### WORK ORDER
Your answer must be the full set of entries, repeated exactly.

********

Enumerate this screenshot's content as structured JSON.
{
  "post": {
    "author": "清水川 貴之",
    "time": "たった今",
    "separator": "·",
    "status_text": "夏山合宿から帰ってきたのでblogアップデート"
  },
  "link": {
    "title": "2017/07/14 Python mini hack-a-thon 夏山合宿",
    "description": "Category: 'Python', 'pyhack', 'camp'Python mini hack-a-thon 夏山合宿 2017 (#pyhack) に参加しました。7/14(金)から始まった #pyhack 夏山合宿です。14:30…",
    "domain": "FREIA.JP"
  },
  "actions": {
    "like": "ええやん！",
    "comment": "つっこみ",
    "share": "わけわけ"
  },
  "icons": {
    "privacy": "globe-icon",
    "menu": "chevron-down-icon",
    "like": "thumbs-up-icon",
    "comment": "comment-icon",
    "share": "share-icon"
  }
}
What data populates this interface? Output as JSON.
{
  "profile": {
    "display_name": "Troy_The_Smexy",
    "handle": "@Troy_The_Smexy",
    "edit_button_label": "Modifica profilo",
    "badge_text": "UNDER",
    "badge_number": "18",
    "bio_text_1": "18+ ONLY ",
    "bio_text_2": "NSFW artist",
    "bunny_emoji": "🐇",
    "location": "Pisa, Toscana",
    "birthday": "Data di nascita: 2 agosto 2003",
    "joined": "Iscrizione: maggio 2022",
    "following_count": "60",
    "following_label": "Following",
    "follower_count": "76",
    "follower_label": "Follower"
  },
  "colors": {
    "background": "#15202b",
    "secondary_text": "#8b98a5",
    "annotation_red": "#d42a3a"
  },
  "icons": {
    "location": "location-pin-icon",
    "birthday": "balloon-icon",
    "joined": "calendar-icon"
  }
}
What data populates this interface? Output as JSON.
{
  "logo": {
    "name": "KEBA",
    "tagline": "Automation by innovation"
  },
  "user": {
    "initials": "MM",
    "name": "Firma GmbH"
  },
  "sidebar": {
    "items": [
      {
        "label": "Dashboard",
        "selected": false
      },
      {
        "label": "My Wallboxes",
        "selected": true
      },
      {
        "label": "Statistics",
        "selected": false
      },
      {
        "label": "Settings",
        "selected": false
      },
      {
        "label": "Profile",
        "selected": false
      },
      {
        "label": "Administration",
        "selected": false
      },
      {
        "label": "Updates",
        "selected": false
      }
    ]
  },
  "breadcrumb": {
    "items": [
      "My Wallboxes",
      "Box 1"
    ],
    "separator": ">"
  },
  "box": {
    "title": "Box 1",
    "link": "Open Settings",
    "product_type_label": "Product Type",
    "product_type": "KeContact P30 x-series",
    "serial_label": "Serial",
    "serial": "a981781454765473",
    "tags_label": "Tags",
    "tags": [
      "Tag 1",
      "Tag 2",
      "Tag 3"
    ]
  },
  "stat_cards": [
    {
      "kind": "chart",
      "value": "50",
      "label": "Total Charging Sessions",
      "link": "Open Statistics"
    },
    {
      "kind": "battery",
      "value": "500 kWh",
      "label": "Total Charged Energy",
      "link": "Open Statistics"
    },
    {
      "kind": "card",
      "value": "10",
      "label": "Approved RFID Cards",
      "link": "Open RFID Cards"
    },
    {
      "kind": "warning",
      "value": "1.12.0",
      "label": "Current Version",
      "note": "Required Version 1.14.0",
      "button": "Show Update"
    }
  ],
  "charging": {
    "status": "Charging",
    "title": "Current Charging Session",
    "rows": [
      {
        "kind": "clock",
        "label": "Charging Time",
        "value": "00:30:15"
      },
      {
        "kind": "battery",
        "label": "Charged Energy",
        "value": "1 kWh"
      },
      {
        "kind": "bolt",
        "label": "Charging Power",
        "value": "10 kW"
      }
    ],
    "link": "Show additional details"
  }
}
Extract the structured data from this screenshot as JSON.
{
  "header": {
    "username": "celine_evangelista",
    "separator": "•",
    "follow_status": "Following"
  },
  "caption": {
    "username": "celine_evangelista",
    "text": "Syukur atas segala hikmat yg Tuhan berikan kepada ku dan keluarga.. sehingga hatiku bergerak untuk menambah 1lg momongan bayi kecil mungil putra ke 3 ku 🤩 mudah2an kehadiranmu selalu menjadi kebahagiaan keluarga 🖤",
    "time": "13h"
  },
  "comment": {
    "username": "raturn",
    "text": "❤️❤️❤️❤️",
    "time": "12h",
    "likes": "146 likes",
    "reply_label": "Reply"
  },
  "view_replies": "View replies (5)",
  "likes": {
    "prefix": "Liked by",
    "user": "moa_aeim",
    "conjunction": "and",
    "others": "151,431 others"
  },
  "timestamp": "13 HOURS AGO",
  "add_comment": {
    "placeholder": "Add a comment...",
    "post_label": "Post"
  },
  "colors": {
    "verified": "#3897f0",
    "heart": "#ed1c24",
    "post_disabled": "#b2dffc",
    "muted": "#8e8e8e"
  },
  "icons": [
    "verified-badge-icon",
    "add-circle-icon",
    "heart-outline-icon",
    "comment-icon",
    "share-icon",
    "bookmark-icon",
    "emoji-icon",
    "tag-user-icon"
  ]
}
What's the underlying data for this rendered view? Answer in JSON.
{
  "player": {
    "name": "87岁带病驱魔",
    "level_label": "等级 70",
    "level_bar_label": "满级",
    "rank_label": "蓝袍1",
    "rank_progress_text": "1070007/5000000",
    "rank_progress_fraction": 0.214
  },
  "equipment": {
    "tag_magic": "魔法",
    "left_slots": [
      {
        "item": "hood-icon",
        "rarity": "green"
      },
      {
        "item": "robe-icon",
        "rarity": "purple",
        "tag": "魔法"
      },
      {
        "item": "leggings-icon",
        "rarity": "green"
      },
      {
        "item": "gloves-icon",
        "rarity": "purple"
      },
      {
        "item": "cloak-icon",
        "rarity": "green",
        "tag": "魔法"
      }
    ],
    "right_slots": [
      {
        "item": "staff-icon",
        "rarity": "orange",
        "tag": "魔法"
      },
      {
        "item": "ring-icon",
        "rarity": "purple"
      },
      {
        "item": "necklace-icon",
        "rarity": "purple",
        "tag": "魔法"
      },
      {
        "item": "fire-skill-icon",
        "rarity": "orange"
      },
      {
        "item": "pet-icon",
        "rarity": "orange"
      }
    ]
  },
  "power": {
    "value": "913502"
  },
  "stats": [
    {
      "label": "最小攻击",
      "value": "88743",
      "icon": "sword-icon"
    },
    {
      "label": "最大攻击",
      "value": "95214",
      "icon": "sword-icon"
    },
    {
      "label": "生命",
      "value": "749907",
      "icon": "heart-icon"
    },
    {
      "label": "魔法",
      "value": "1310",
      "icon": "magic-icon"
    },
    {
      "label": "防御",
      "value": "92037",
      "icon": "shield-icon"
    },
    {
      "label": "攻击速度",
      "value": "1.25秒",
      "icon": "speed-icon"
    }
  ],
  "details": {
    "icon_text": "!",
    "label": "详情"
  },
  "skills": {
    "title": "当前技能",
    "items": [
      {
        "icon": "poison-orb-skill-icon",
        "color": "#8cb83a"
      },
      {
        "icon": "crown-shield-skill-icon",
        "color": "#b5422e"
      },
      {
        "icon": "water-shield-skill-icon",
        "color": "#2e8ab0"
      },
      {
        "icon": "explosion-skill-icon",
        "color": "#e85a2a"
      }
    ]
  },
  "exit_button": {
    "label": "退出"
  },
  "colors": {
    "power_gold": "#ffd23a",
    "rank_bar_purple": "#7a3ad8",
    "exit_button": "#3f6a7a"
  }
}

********

### EXERCISE RESULT
Enumerate this screenshot's content as structured JSON.
{
  "post": {
    "author": "清水川 貴之",
    "time": "たった今",
    "separator": "·",
    "status_text": "夏山合宿から帰ってきたのでblogアップデート"
  },
  "link": {
    "title": "2017/07/14 Python mini hack-a-thon 夏山合宿",
    "description": "Category: 'Python', 'pyhack', 'camp'Python mini hack-a-thon 夏山合宿 2017 (#pyhack) に参加しました。7/14(金)から始まった #pyhack 夏山合宿です。14:30…",
    "domain": "FREIA.JP"
  },
  "actions": {
    "like": "ええやん！",
    "comment": "つっこみ",
    "share": "わけわけ"
  },
  "icons": {
    "privacy": "globe-icon",
    "menu": "chevron-down-icon",
    "like": "thumbs-up-icon",
    "comment": "comment-icon",
    "share": "share-icon"
  }
}
What data populates this interface? Output as JSON.
{
  "profile": {
    "display_name": "Troy_The_Smexy",
    "handle": "@Troy_The_Smexy",
    "edit_button_label": "Modifica profilo",
    "badge_text": "UNDER",
    "badge_number": "18",
    "bio_text_1": "18+ ONLY ",
    "bio_text_2": "NSFW artist",
    "bunny_emoji": "🐇",
    "location": "Pisa, Toscana",
    "birthday": "Data di nascita: 2 agosto 2003",
    "joined": "Iscrizione: maggio 2022",
    "following_count": "60",
    "following_label": "Following",
    "follower_count": "76",
    "follower_label": "Follower"
  },
  "colors": {
    "background": "#15202b",
    "secondary_text": "#8b98a5",
    "annotation_red": "#d42a3a"
  },
  "icons": {
    "location": "location-pin-icon",
    "birthday": "balloon-icon",
    "joined": "calendar-icon"
  }
}
What data populates this interface? Output as JSON.
{
  "logo": {
    "name": "KEBA",
    "tagline": "Automation by innovation"
  },
  "user": {
    "initials": "MM",
    "name": "Firma GmbH"
  },
  "sidebar": {
    "items": [
      {
        "label": "Dashboard",
        "selected": false
      },
      {
        "label": "My Wallboxes",
        "selected": true
      },
      {
        "label": "Statistics",
        "selected": false
      },
      {
        "label": "Settings",
        "selected": false
      },
      {
        "label": "Profile",
        "selected": false
      },
      {
        "label": "Administration",
        "selected": false
      },
      {
        "label": "Updates",
        "selected": false
      }
    ]
  },
  "breadcrumb": {
    "items": [
      "My Wallboxes",
      "Box 1"
    ],
    "separator": ">"
  },
  "box": {
    "title": "Box 1",
    "link": "Open Settings",
    "product_type_label": "Product Type",
    "product_type": "KeContact P30 x-series",
    "serial_label": "Serial",
    "serial": "a981781454765473",
    "tags_label": "Tags",
    "tags": [
      "Tag 1",
      "Tag 2",
      "Tag 3"
    ]
  },
  "stat_cards": [
    {
      "kind": "chart",
      "value": "50",
      "label": "Total Charging Sessions",
      "link": "Open Statistics"
    },
    {
      "kind": "battery",
      "value": "500 kWh",
      "label": "Total Charged Energy",
      "link": "Open Statistics"
    },
    {
      "kind": "card",
      "value": "10",
      "label": "Approved RFID Cards",
      "link": "Open RFID Cards"
    },
    {
      "kind": "warning",
      "value": "1.12.0",
      "label": "Current Version",
      "note": "Required Version 1.14.0",
      "button": "Show Update"
    }
  ],
  "charging": {
    "status": "Charging",
    "title": "Current Charging Session",
    "rows": [
      {
        "kind": "clock",
        "label": "Charging Time",
        "value": "00:30:15"
      },
      {
        "kind": "battery",
        "label": "Charged Energy",
        "value": "1 kWh"
      },
      {
        "kind": "bolt",
        "label": "Charging Power",
        "value": "10 kW"
      }
    ],
    "link": "Show additional details"
  }
}
Extract the structured data from this screenshot as JSON.
{
  "header": {
    "username": "celine_evangelista",
    "separator": "•",
    "follow_status": "Following"
  },
  "caption": {
    "username": "celine_evangelista",
    "text": "Syukur atas segala hikmat yg Tuhan berikan kepada ku dan keluarga.. sehingga hatiku bergerak untuk menambah 1lg momongan bayi kecil mungil putra ke 3 ku 🤩 mudah2an kehadiranmu selalu menjadi kebahagiaan keluarga 🖤",
    "time": "13h"
  },
  "comment": {
    "username": "raturn",
    "text": "❤️❤️❤️❤️",
    "time": "12h",
    "likes": "146 likes",
    "reply_label": "Reply"
  },
  "view_replies": "View replies (5)",
  "likes": {
    "prefix": "Liked by",
    "user": "moa_aeim",
    "conjunction": "and",
    "others": "151,431 others"
  },
  "timestamp": "13 HOURS AGO",
  "add_comment": {
    "placeholder": "Add a comment...",
    "post_label": "Post"
  },
  "colors": {
    "verified": "#3897f0",
    "heart": "#ed1c24",
    "post_disabled": "#b2dffc",
    "muted": "#8e8e8e"
  },
  "icons": [
    "verified-badge-icon",
    "add-circle-icon",
    "heart-outline-icon",
    "comment-icon",
    "share-icon",
    "bookmark-icon",
    "emoji-icon",
    "tag-user-icon"
  ]
}
What's the underlying data for this rendered view? Answer in JSON.
{
  "player": {
    "name": "87岁带病驱魔",
    "level_label": "等级 70",
    "level_bar_label": "满级",
    "rank_label": "蓝袍1",
    "rank_progress_text": "1070007/5000000",
    "rank_progress_fraction": 0.214
  },
  "equipment": {
    "tag_magic": "魔法",
    "left_slots": [
      {
        "item": "hood-icon",
        "rarity": "green"
      },
      {
        "item": "robe-icon",
        "rarity": "purple",
        "tag": "魔法"
      },
      {
        "item": "leggings-icon",
        "rarity": "green"
      },
      {
        "item": "gloves-icon",
        "rarity": "purple"
      },
      {
        "item": "cloak-icon",
        "rarity": "green",
        "tag": "魔法"
      }
    ],
    "right_slots": [
      {
        "item": "staff-icon",
        "rarity": "orange",
        "tag": "魔法"
      },
      {
        "item": "ring-icon",
        "rarity": "purple"
      },
      {
        "item": "necklace-icon",
        "rarity": "purple",
        "tag": "魔法"
      },
      {
        "item": "fire-skill-icon",
        "rarity": "orange"
      },
      {
        "item": "pet-icon",
        "rarity": "orange"
      }
    ]
  },
  "power": {
    "value": "913502"
  },
  "stats": [
    {
      "label": "最小攻击",
      "value": "88743",
      "icon": "sword-icon"
    },
    {
      "label": "最大攻击",
      "value": "95214",
      "icon": "sword-icon"
    },
    {
      "label": "生命",
      "value": "749907",
      "icon": "heart-icon"
    },
    {
      "label": "魔法",
      "value": "1310",
      "icon": "magic-icon"
    },
    {
      "label": "防御",
      "value": "92037",
      "icon": "shield-icon"
    },
    {
      "label": "攻击速度",
      "value": "1.25秒",
      "icon": "speed-icon"
    }
  ],
  "details": {
    "icon_text": "!",
    "label": "详情"
  },
  "skills": {
    "title": "当前技能",
    "items": [
      {
        "icon": "poison-orb-skill-icon",
        "color": "#8cb83a"
      },
      {
        "icon": "crown-shield-skill-icon",
        "color": "#b5422e"
      },
      {
        "icon": "water-shield-skill-icon",
        "color": "#2e8ab0"
      },
      {
        "icon": "explosion-skill-icon",
        "color": "#e85a2a"
      }
    ]
  },
  "exit_button": {
    "label": "退出"
  },
  "colors": {
    "power_gold": "#ffd23a",
    "rank_bar_purple": "#7a3ad8",
    "exit_button": "#3f6a7a"
  }
}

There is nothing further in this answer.